So instead of complaining, what if you just got better? Better at handling the stress. Better at managing your calendar. Better at giving yourself a break.  I used to think I was special and that I had more stuff on my plate than anyone else (ALERT! Martyr Syndrome in action!). And then I learned that the people I looked up to had even more than me to manage ... but they did it differently.


That realization was an eye opener for me on what it takes to be successful. 

Things that hold you back:

  • Being negative and complaining
  • Telling others how busy you are
  • Letting frustration get to you
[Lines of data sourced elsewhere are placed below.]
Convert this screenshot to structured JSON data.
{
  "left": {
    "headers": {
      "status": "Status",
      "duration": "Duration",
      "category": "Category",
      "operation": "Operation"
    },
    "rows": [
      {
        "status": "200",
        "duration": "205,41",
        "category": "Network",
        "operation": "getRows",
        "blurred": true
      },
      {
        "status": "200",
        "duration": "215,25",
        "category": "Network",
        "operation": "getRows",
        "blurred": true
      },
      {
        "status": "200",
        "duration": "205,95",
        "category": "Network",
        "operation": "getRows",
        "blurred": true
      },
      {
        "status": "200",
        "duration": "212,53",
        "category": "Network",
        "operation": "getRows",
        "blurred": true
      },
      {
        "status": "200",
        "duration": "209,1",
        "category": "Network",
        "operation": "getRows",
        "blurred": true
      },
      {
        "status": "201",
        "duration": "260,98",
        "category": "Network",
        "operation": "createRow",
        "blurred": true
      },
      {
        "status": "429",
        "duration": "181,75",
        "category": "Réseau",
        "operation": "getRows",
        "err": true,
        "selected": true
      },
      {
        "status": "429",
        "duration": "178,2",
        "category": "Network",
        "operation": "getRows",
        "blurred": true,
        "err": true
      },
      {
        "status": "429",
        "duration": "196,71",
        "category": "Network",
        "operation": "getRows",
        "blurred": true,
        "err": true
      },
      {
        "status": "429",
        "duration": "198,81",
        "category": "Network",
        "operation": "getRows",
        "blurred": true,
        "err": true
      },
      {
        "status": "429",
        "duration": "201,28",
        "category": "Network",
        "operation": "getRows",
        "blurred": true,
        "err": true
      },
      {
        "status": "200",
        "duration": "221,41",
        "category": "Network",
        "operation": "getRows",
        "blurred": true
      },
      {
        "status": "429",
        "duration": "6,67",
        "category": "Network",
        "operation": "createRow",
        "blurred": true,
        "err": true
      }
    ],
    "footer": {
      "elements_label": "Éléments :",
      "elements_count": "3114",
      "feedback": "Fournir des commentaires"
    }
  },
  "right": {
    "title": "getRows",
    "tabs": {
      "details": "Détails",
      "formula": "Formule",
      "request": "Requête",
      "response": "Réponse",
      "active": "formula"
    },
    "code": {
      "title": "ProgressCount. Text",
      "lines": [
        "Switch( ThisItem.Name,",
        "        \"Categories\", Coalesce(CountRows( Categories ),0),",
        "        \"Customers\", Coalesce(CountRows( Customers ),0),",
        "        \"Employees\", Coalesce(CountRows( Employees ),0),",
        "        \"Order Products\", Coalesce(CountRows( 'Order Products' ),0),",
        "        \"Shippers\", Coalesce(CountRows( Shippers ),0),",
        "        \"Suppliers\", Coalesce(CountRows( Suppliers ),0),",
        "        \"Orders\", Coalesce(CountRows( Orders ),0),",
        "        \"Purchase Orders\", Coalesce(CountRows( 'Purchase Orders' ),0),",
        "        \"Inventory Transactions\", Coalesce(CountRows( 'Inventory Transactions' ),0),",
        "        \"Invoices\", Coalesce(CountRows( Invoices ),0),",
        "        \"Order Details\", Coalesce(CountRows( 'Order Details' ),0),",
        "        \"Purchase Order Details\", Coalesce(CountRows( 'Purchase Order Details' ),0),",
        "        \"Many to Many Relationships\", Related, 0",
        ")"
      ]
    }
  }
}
This stuff is going to happen to us (WE ARE HUMAN AND THAT IS OK) - but when we get better we learn how to reduce how much it bothers us. We learn how to overcome frustrations and setbacks more quickly instead of letting them fester and then projecting those feelings (ahem, pessimism, martyr syndrome, stress) into our relationships at work. 

It doesn't get easier. We get better. 

A Mindset Hack to Get You Back on Track in the New Year

If it was easy then everyone would do it. 

A friend told me this as I was explaining how lately I've been in the valley of despair with being an entrepreneur. I've been letting imposter syndrome and self-defeating thoughts run rampant.

I don't really know as much as I think I do

Who am I to share about how to do anything?

No one is really paying attention on social media

I'll never be able to successfully launch a product

All because I'm not succeeding as fast as I think I should be. I'm not meeting my own, unrealistic expectations and instead have been choosing to compare myself against all the successful entrepreneurs out there who seemingly have it all together and are making all the $$$. 

Or at least them SEEM to be. Right?

We do this at work too you guys. 

We compare ourselves to those with higher titles and better cars and think that we'll never be as successful as they are. We watch someone present in a meeting and wonder why we can't be just as influential. We get constructive feedback and take it to mean we will never be able to be a rock star in our current role because if our boss disagrees with one thing we do then everything-I-do-must-be-flawed-and-I-will-never-be-able-to-get-a-raise-or-that-promotion-now.

It's so hard to overcome these thoughts, especially if you're pessimistic by nature or hold yourself to an extremely high standard (guilty). 

I used to beat myself up for beating myself up (ironic, I know) and that made it worse (shocker). But over time I've learned to lean into those feelings of imposter syndrome and self-defeat and label them. 

What am I feeling in this moment? Why? Is it true?

It takes seconds to do this. Longer if I'm going to write it down. Sometimes I do it while walking to another meeting. Or getting water. Or heating up my lunch. You get the picture.

And it works. Because by acknowledging these feelings I'm exposing them and proving they're false. 

Because feelings aren't facts. 

Most of us go through our day at work thinking that feelings are actually facts though, and we let that guide how we interact with others and treat ourselves. And that's why we're quick to anger, even quicker to get frustrated, and ultimately decide that we hate our job and can't stand showing up to work.

It's a new year and we're all trying to be better versions of ourselves because a new year holds so much promise that we can tackle anything and be all the things and do all the things. I've repeated my friend's statement probably one hundred times since that day because though I'm not feeling that rejuvenated by the new year just yet, I'm getting there.

And if you're struggling to get there too, then work on asking yourself those questions.

What am I feeling in this moment? Why? Is it true?

They'll give you perspective and clear your head. And if that doesn't work, then flip someone off under the table during a meeting and I promise that will make everything feel better. Sometimes we just have to do what it takes friends.